I have been experimenting with long-exposure photography for several years: the insistence on patience is good for my over-enthusiastic nature. I make pinhole cameras out of tin water bottles, tea tins or beer cans by taping a delicate little pinhole over a rather large hole that I bash into the can. The pinhole is made out of sturdy tin and I sand the teeny pinhole to give it an even edge. By using b/w photographic paper, I don’t need to develop the image, only scan it.

Not all images are successful. Rain, high winds, and wildlife have all disrupted my cameras, and sometimes I mistakenly place the photo paper backwards. It’s part of the process, so I usually lock several cameras in place, and then remove them at different times. Several years into this practice I am discovering that the short durations such as a few weeks or months are often more successful – longer ones (such as a year or more) face more challenging weather conditions, like  -30 temperatures in the winter.

I love the results. The image reveals all that stays still for the long exposure (trees, buildings), but not what has moved (wildlife, people). It does, however, show the constant passage of the sun. Many of these images show the passage from east to west: high in the sky during the summer and lower during the winter months.
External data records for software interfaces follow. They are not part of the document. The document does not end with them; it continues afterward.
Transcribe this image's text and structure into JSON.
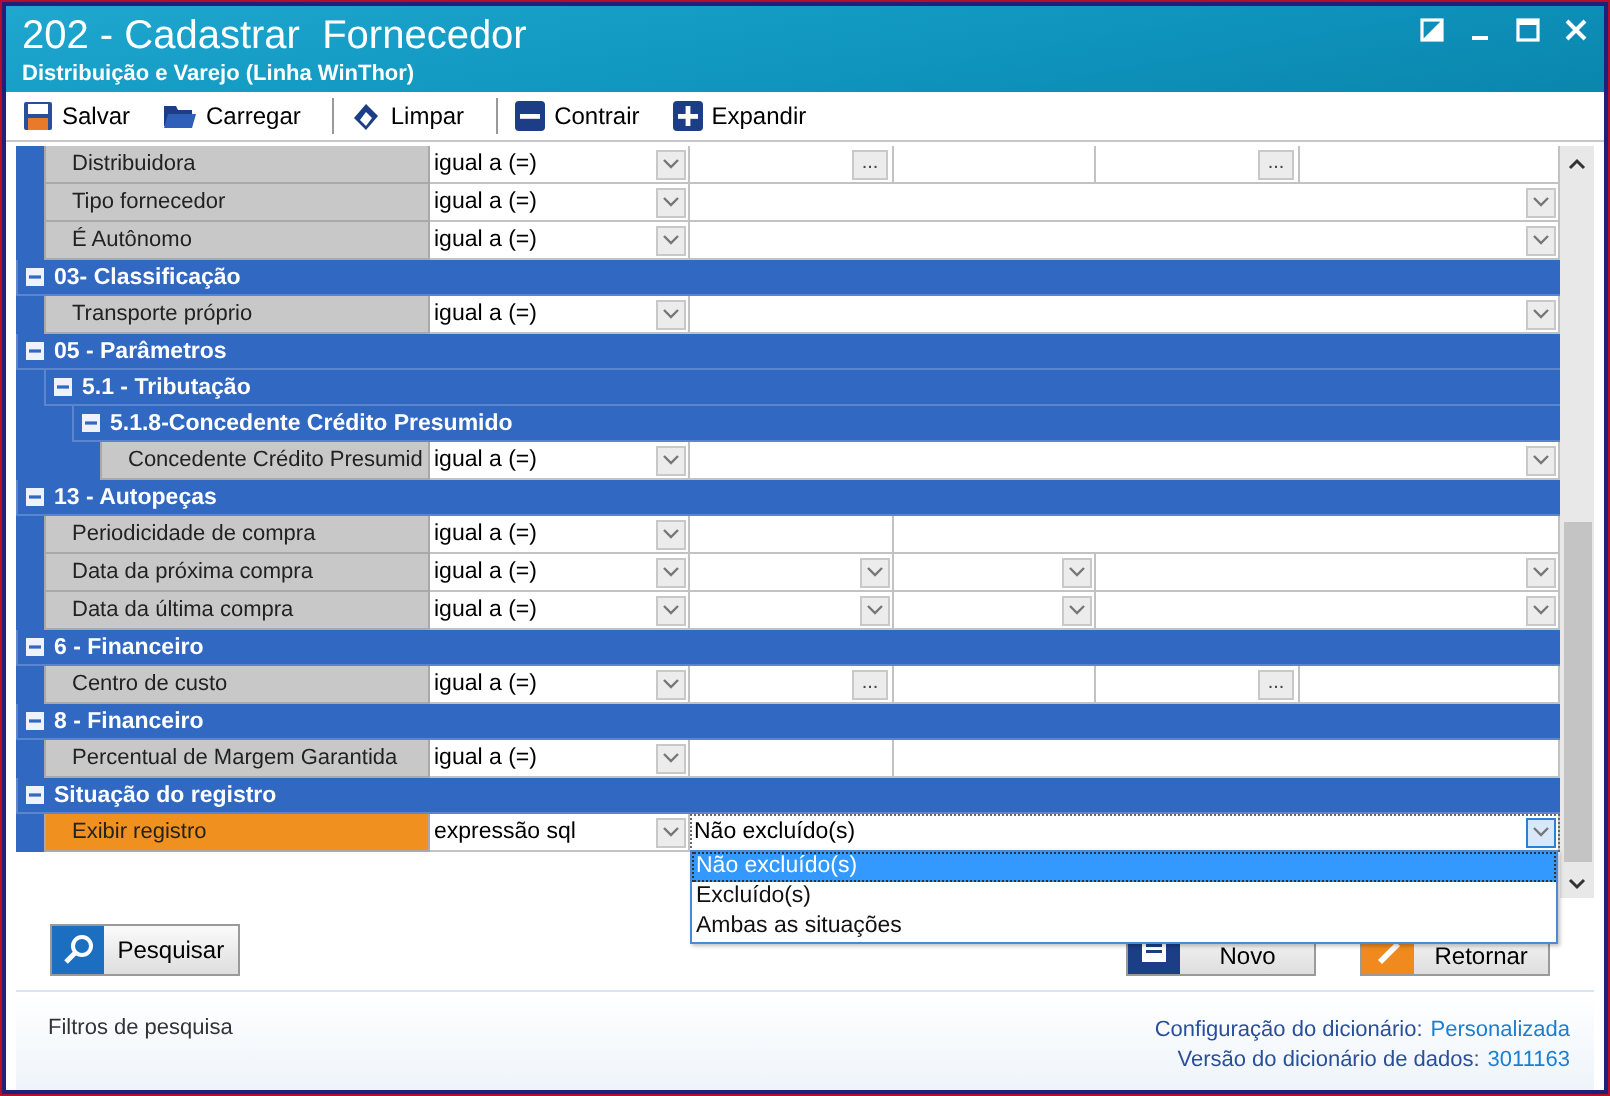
{
  "window": {
    "title": "202 - Cadastrar  Fornecedor",
    "subtitle": "Distribuição e Varejo (Linha WinThor)"
  },
  "toolbar": [
    {
      "kind": "save",
      "label": "Salvar"
    },
    {
      "kind": "open",
      "label": "Carregar"
    },
    {
      "kind": "clear",
      "label": "Limpar"
    },
    {
      "kind": "collapse",
      "label": "Contrair"
    },
    {
      "kind": "expand",
      "label": "Expandir"
    }
  ],
  "filters": [
    {
      "kind": "group",
      "children": [
        {
          "kind": "lookup2",
          "label": "Distribuidora",
          "operator": "igual a (=)",
          "buttons": [
            "...",
            "..."
          ],
          "selected": false
        },
        {
          "kind": "dropdown",
          "label": "Tipo fornecedor",
          "operator": "igual a (=)",
          "selected": false
        },
        {
          "kind": "dropdown",
          "label": "É Autônomo",
          "operator": "igual a (=)",
          "selected": false
        }
      ]
    },
    {
      "kind": "group",
      "label": "03- Classificação",
      "expanded": true,
      "children": [
        {
          "kind": "dropdown",
          "label": "Transporte próprio",
          "operator": "igual a (=)",
          "selected": false
        }
      ]
    },
    {
      "kind": "group",
      "label": "05 - Parâmetros",
      "expanded": true,
      "children": [
        {
          "kind": "group",
          "label": "5.1 - Tributação",
          "expanded": true,
          "children": [
            {
              "kind": "group",
              "label": "5.1.8-Concedente Crédito Presumido",
              "expanded": true,
              "children": [
                {
                  "kind": "dropdown",
                  "label": "Concedente Crédito Presumid",
                  "operator": "igual a (=)",
                  "selected": false
                }
              ]
            }
          ]
        }
      ]
    },
    {
      "kind": "group",
      "label": "13 - Autopeças",
      "expanded": true,
      "children": [
        {
          "kind": "text2",
          "label": "Periodicidade de compra",
          "operator": "igual a (=)",
          "selected": false
        },
        {
          "kind": "date3",
          "label": "Data da próxima compra",
          "operator": "igual a (=)",
          "selected": false
        },
        {
          "kind": "date3",
          "label": "Data da última compra",
          "operator": "igual a (=)",
          "selected": false
        }
      ]
    },
    {
      "kind": "group",
      "label": "6 - Financeiro",
      "expanded": true,
      "children": [
        {
          "kind": "lookup2",
          "label": "Centro de custo",
          "operator": "igual a (=)",
          "buttons": [
            "...",
            "..."
          ],
          "selected": false
        }
      ]
    },
    {
      "kind": "group",
      "label": "8 - Financeiro",
      "expanded": true,
      "children": [
        {
          "kind": "text2",
          "label": "Percentual de Margem Garantida",
          "operator": "igual a (=)",
          "selected": false
        }
      ]
    },
    {
      "kind": "group",
      "label": "Situação do registro",
      "expanded": true,
      "children": [
        {
          "kind": "dropdown",
          "label": "Exibir registro",
          "operator": "expressão sql",
          "value": "Não excluído(s)",
          "selected": true,
          "open": true,
          "options": [
            {
              "label": "Não excluído(s)",
              "selected": true
            },
            {
              "label": "Excluído(s)",
              "selected": false
            },
            {
              "label": "Ambas as situações",
              "selected": false
            }
          ]
        }
      ]
    }
  ],
  "buttons": [
    {
      "kind": "search",
      "label": "Pesquisar"
    },
    {
      "kind": "new",
      "label": "Novo"
    },
    {
      "kind": "back",
      "label": "Retornar"
    }
  ],
  "status_bar": {
    "left": "Filtros de pesquisa",
    "lines": [
      {
        "label": "Configuração do dicionário:",
        "value": "Personalizada"
      },
      {
        "label": "Versão do dicionário de dados:",
        "value": "3011163"
      }
    ]
  }
}
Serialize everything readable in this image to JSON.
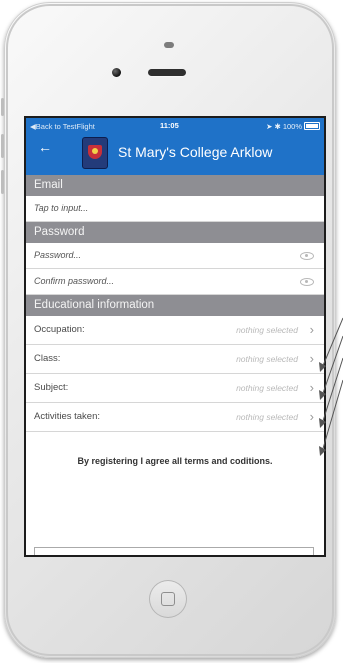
{
  "status_bar": {
    "back_label": "◀Back to TestFlight",
    "time": "11:05",
    "battery": "➤ ✱ 100%"
  },
  "header": {
    "back_icon": "arrow-left-icon",
    "title": "St Mary's College Arklow"
  },
  "email": {
    "section_label": "Email",
    "input_placeholder": "Tap to input..."
  },
  "password": {
    "section_label": "Password",
    "password_placeholder": "Password...",
    "confirm_placeholder": "Confirm password..."
  },
  "education": {
    "section_label": "Educational information",
    "fields": [
      {
        "label": "Occupation:",
        "value": "nothing selected"
      },
      {
        "label": "Class:",
        "value": "nothing selected"
      },
      {
        "label": "Subject:",
        "value": "nothing selected"
      },
      {
        "label": "Activities taken:",
        "value": "nothing selected"
      }
    ]
  },
  "terms_text": "By registering I agree all terms and coditions.",
  "colors": {
    "header_blue": "#1f72c8",
    "section_gray": "#8e8e93",
    "placeholder_gray": "#b9b9b9"
  }
}
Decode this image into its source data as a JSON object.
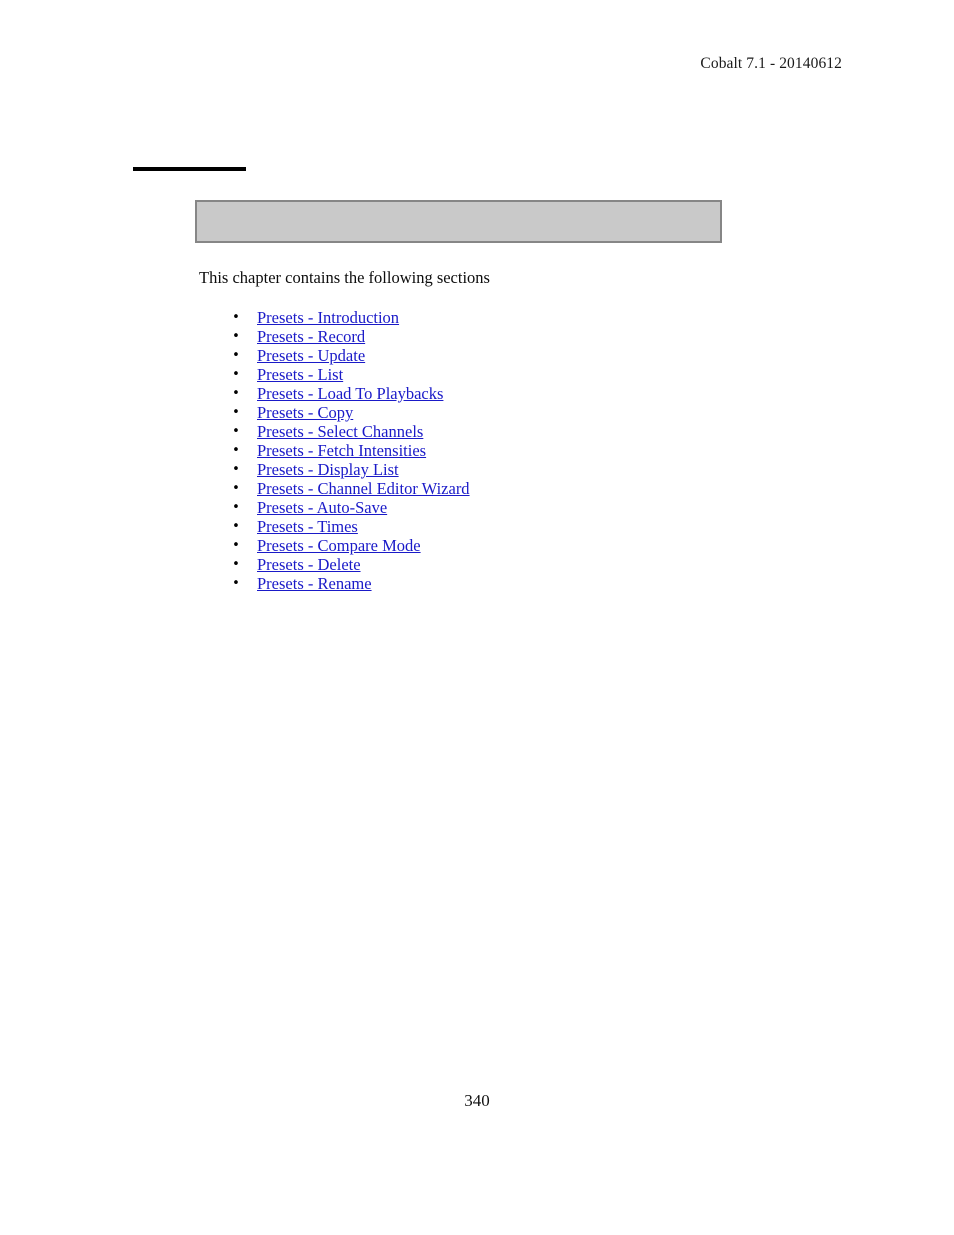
{
  "document": {
    "running_header": "Cobalt 7.1 - 20140612",
    "chapter_title": "",
    "banner_label": "",
    "intro_text": "This chapter contains the following sections",
    "page_number": "340",
    "bullet_glyph": "•",
    "colors": {
      "link": "#1a1ac8",
      "text": "#000000",
      "banner_fill": "#c9c9c9",
      "banner_border": "#868686",
      "rule": "#000000",
      "page_background": "#ffffff"
    }
  },
  "toc": {
    "links": [
      {
        "label": "Presets - Introduction"
      },
      {
        "label": "Presets - Record"
      },
      {
        "label": "Presets - Update"
      },
      {
        "label": "Presets - List"
      },
      {
        "label": "Presets - Load To Playbacks"
      },
      {
        "label": "Presets - Copy"
      },
      {
        "label": "Presets - Select Channels"
      },
      {
        "label": "Presets - Fetch Intensities"
      },
      {
        "label": "Presets - Display List"
      },
      {
        "label": "Presets - Channel Editor Wizard"
      },
      {
        "label": "Presets - Auto-Save"
      },
      {
        "label": "Presets - Times"
      },
      {
        "label": "Presets - Compare Mode"
      },
      {
        "label": "Presets - Delete"
      },
      {
        "label": "Presets - Rename"
      }
    ]
  }
}
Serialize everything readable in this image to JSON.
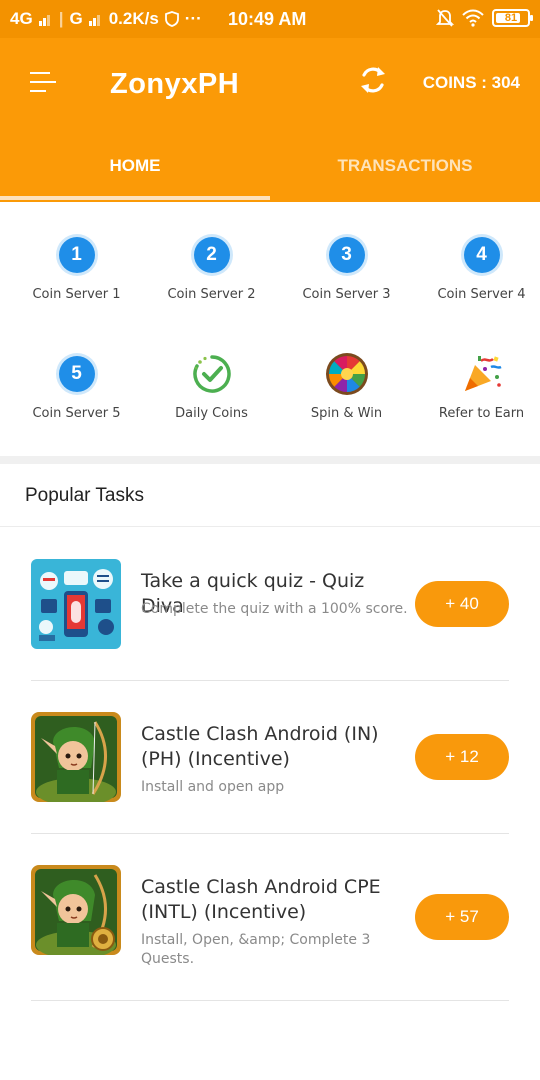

On days that it is cloudy the white line is attenuated.

“No matter how slow the film, Spirit always stands still long enough for the photographer it has chosen.”